The lender predicts that when rates do eventually go up, New Zealand will experience a "mild" tightening cycle, peaking at just 2.75% from late 2021. The predictions, off the back of more bullish Reserve Bank language and strong economic data, are likely to be welcomed by Kiwi homeowners and investors fearing a rapid OCR increase.
ASB's has pushed back its prediction for an OCR increase by six months.
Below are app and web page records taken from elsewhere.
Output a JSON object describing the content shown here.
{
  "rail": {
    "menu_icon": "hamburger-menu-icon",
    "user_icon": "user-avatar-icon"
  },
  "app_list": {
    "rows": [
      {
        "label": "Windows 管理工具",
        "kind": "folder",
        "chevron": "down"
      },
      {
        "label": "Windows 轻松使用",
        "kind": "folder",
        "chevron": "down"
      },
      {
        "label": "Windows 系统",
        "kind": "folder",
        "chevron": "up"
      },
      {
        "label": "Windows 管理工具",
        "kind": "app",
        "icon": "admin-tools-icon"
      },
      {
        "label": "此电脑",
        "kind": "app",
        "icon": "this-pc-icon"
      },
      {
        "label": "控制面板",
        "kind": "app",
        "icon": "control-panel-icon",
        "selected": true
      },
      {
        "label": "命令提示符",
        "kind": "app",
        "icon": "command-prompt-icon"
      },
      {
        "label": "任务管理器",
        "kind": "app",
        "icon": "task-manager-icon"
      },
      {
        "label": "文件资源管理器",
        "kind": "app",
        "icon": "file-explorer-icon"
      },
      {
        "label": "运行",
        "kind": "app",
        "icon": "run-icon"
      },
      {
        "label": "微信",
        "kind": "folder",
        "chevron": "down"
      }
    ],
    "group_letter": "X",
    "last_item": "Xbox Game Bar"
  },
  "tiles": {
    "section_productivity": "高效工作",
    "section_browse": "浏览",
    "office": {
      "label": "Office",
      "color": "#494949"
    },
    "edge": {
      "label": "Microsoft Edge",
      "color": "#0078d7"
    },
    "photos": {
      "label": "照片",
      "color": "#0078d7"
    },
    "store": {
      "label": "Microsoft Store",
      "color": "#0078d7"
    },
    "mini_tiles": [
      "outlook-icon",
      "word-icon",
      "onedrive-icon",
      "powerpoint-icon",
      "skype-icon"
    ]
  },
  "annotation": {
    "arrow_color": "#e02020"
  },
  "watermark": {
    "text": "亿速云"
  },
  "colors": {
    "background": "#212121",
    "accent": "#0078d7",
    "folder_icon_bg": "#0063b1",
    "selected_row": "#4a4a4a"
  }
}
It believes rates will begin to rise in August 2020.
Nick Tuffley, Chief Economist at ASB, said: "This reflects our judgement that the growth and medium-term inflation outlook will not be strong enough to clear the high hurdle necessary to trigger an OCR hike.
"The team expects a very mild RBNZ tightening cycle peaking at just 2.75% from late 2021. “This is because the RBNZ will be mindful of not getting policy settings too far out of sync with other central banks,” Tuffley added.
For the near term, ASB warned rising costs could be passed on to Kiwi consumers,slowing economic growth. Tuffley added: "Rising costs for necessitates (fuel, rent and food) are putting the squeeze on households, particularly those with less disposable income and tighter budgets. Areas of the economy that are exposed to discretionary spending are likely to be vulnerable in the short term.”
He added: “If firms find demand is not strong enough to absorb higher prices, economic growth and core inflation could slow over the next six months.”
The bullish medium term outlook comes as a host of banks moved to slash their interest rates to record lows last weeks. Major lenders including BNZ and ANZ slashed one year fixed rates to below 4%, levels barely experienced in the post-war era.